China's beggars were caged during the annual Xishan Wanshou Palace Temple Fair by authorities, and Chinese citizens are outraged at the practice. Organizers of the Sept. 15 fair didn't want the beggars to interfere with the many tourists, but critics say they went too far.
China beggars- more than 100 total- were sealed behind a 165-foot-long cage-like fence to prevent them from interacting with the hundreds of thousands of visitors. Xishan, located in China's southern Jiangxi province, had officials who rounded up the homeless and beggars; they made sure to mention that the poor people volunteered to be temporarily banned from the area, however.
"In order to avoid accidents, we provided this temporary rescue shelter whose two exits are open. All the beggars voluntarily entered it," the Xinjan government said via its Sina Weibo microblogging account.
Still, many viewed the act as a violation of human rights and an example of China's unjust treatment towards many citizens.
"Our government always boasts that China has the best record on human rights.

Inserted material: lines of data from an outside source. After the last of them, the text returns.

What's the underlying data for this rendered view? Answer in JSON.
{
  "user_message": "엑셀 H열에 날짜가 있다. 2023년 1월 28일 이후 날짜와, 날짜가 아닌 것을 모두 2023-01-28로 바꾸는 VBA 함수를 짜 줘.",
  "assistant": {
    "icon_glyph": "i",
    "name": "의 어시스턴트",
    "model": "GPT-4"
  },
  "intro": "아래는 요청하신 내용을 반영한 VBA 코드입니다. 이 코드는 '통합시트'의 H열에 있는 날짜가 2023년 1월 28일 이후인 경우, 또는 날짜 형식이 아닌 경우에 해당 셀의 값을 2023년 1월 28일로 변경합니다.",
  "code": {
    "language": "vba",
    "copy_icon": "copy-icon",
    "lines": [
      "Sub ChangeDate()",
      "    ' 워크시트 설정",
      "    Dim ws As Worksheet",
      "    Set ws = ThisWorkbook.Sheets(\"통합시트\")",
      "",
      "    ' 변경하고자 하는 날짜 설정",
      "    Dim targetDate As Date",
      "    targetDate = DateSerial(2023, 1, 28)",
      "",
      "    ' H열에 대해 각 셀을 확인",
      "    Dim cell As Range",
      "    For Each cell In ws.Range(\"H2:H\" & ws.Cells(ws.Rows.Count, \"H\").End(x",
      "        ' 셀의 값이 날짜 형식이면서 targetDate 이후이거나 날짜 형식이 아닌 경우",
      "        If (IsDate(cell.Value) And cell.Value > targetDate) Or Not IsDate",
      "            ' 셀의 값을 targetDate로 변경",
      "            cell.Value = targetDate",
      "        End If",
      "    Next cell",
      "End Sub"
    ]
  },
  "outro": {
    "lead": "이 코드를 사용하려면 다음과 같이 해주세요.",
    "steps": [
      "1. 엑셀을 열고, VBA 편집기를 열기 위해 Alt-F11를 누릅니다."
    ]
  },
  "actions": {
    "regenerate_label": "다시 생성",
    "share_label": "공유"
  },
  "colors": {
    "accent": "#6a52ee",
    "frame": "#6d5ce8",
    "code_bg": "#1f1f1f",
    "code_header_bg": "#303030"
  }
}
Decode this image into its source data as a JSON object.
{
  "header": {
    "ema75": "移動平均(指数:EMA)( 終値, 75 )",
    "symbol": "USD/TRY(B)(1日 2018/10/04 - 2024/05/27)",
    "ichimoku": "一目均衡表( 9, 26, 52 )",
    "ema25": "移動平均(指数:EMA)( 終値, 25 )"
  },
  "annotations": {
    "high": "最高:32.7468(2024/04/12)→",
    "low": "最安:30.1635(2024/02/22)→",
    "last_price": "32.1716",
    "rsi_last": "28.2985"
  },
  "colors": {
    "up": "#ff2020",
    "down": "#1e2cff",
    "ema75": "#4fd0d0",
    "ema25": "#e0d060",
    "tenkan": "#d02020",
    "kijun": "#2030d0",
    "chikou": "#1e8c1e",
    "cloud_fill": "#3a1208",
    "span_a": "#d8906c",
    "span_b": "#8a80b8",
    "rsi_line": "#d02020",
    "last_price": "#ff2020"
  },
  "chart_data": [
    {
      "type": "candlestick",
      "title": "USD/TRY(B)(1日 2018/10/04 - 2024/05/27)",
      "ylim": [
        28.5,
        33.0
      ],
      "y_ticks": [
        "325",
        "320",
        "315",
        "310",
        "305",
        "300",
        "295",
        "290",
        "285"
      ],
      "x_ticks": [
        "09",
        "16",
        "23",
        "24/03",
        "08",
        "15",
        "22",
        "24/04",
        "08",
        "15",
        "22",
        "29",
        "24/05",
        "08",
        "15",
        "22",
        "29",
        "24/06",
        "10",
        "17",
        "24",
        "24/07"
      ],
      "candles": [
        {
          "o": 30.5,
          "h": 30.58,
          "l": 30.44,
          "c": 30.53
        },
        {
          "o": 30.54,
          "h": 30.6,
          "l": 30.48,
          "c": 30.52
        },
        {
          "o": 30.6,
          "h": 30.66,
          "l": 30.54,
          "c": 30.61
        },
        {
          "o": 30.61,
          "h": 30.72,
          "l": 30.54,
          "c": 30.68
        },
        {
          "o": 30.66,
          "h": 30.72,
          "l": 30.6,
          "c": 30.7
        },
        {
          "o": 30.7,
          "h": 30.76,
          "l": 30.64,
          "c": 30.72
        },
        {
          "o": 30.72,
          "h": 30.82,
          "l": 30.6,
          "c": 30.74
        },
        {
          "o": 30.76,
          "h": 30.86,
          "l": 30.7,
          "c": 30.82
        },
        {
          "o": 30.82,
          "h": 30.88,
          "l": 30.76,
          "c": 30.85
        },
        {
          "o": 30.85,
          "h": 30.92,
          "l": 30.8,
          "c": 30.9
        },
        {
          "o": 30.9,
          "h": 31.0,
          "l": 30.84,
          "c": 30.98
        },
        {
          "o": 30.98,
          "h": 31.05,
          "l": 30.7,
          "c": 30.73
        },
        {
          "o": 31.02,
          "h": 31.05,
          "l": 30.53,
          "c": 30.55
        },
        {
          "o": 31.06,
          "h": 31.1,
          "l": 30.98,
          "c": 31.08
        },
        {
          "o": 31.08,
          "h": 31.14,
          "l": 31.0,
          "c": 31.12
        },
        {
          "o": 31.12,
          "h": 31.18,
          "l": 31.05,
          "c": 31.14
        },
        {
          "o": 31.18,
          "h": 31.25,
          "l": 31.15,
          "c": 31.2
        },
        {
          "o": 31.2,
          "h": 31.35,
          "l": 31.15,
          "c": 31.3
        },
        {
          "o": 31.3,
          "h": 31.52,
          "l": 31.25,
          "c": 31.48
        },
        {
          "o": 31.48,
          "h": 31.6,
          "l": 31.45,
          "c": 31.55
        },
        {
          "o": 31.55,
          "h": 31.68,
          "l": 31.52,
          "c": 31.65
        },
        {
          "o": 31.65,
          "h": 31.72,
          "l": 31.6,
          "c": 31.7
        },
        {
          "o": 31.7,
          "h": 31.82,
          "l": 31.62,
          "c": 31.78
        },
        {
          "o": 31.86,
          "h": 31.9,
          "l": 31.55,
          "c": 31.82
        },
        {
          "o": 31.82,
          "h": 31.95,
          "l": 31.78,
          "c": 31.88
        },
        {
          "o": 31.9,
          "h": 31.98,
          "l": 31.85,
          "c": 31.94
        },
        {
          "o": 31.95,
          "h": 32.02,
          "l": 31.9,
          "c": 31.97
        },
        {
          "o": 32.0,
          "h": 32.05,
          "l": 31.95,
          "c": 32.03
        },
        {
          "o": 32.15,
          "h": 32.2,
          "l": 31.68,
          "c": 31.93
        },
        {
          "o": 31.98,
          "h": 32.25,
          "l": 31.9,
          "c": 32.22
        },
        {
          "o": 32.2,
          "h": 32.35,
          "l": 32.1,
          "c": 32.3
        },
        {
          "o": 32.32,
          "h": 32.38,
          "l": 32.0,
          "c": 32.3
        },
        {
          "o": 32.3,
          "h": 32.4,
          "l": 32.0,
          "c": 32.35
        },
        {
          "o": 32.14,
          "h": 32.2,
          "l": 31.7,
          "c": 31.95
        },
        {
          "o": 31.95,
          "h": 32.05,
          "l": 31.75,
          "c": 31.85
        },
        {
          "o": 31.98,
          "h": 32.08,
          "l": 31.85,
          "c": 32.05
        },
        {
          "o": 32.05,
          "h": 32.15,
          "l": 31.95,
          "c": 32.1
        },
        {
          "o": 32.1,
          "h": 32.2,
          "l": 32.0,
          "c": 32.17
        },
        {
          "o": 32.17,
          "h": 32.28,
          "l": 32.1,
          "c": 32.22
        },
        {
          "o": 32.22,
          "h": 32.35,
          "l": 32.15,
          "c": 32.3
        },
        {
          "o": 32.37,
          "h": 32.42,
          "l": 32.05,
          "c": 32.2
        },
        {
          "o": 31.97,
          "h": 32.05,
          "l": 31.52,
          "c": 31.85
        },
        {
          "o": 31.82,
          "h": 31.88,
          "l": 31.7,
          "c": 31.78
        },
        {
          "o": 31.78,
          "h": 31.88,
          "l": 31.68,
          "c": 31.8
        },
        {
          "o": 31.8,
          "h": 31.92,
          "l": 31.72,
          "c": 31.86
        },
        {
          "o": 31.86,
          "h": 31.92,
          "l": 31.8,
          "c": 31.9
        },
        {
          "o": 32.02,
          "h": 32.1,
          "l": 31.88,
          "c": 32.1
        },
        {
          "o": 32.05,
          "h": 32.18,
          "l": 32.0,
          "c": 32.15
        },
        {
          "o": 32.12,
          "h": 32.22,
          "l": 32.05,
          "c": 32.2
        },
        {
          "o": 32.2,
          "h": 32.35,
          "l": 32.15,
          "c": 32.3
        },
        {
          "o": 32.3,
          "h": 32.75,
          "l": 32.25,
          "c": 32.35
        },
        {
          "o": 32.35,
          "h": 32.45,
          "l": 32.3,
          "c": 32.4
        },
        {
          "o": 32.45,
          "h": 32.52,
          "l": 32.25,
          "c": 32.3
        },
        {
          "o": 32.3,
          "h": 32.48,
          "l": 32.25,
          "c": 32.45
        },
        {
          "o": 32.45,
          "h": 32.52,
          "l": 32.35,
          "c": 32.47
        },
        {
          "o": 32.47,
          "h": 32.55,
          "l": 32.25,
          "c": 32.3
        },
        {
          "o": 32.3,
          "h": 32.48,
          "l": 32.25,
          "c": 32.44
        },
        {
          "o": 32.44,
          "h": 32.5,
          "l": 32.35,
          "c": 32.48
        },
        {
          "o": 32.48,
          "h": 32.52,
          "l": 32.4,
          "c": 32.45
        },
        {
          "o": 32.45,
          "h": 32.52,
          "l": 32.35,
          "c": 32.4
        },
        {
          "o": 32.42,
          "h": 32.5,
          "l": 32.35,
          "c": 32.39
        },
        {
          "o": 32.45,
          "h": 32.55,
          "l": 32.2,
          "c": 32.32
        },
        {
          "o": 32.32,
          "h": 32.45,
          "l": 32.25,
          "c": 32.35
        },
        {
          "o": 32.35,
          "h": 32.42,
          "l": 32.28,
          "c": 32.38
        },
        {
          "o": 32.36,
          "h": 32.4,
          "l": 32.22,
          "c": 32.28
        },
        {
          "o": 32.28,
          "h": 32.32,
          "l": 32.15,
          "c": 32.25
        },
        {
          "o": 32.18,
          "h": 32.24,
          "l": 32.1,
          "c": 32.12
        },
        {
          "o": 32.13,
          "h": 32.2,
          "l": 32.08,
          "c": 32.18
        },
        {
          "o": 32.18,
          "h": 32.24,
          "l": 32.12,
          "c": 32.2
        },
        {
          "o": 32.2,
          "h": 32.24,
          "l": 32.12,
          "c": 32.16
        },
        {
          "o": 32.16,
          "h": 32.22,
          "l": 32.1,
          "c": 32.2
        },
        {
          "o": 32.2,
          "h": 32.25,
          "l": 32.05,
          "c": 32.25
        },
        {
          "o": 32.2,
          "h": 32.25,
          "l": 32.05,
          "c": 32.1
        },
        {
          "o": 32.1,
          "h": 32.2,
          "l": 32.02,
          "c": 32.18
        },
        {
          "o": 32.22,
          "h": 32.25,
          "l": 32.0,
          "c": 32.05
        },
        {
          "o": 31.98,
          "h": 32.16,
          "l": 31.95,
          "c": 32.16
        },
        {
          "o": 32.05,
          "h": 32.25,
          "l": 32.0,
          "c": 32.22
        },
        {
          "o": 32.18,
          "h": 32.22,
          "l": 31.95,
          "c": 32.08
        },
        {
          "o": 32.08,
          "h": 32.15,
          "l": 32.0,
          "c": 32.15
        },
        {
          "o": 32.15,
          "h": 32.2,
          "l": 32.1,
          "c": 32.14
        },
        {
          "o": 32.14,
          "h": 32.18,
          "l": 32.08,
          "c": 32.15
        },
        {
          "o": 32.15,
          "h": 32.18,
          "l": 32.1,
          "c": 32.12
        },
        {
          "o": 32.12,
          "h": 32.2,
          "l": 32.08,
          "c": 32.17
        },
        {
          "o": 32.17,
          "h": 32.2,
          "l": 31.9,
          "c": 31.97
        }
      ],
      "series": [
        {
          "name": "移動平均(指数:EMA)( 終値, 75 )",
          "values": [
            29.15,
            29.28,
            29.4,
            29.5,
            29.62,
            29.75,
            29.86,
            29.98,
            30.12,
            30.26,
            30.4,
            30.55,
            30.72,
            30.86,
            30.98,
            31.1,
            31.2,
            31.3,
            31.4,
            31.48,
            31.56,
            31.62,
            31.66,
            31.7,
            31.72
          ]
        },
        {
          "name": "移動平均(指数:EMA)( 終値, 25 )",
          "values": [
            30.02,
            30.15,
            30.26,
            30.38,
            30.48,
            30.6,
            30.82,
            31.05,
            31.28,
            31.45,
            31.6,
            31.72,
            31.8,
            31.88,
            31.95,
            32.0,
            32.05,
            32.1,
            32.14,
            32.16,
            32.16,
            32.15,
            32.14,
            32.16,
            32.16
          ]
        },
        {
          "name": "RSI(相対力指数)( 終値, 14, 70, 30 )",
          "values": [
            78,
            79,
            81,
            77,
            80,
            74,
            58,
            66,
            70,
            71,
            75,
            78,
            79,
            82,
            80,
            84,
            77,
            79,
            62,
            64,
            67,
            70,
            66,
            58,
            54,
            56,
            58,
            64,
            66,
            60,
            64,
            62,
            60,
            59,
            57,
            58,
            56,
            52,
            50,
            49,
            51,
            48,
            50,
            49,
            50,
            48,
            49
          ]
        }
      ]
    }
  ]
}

Before I did not believe that, but today I am convinced," one blogger wrote on Weibo, the Twitter-like service exclusively used by Chinese. "These officials are just too smart, treating people as dogs."
Indeed, when pictures were released of the people behind bars- many of them with bowls for passerby to drop spare change- some said they invoked treatment befitting animals, not citizens.
"It's just like a zoo. This is trampling their dignity," another Sina Weibo user posted.
"This is intolerable. Beggars are human beings, too!" wrote another.
Government officials have attempted to highlight what they felt was the necessity for the caging of beggars, reminding critics that they provided them with free water, food, and protection from the sun. Mr. Wan, of the civil affairs office, even suggested that the beggars were being kept out of harm's way.
"We had to consider both sides: the pilgrims and the beggars. There are some fake beggars who just want to trick money from pilgrims" Wan told NBC news. "We did see the pilgrims were harassed by such beggars in the past. On the other hand, the temple fair is so crowded that beggars might be hit by cars or trampled by the crowd."
Apparently, the 200,000 pilgrims estimated to be in attendance at the fair were not in the same danger. The discrepancy was not lost on the many outraged by the practice.
"Despite any reasons they may have, the moment the government locked the beggars in the cage, they had already stripped away these people's dignity," one Weibo user posted.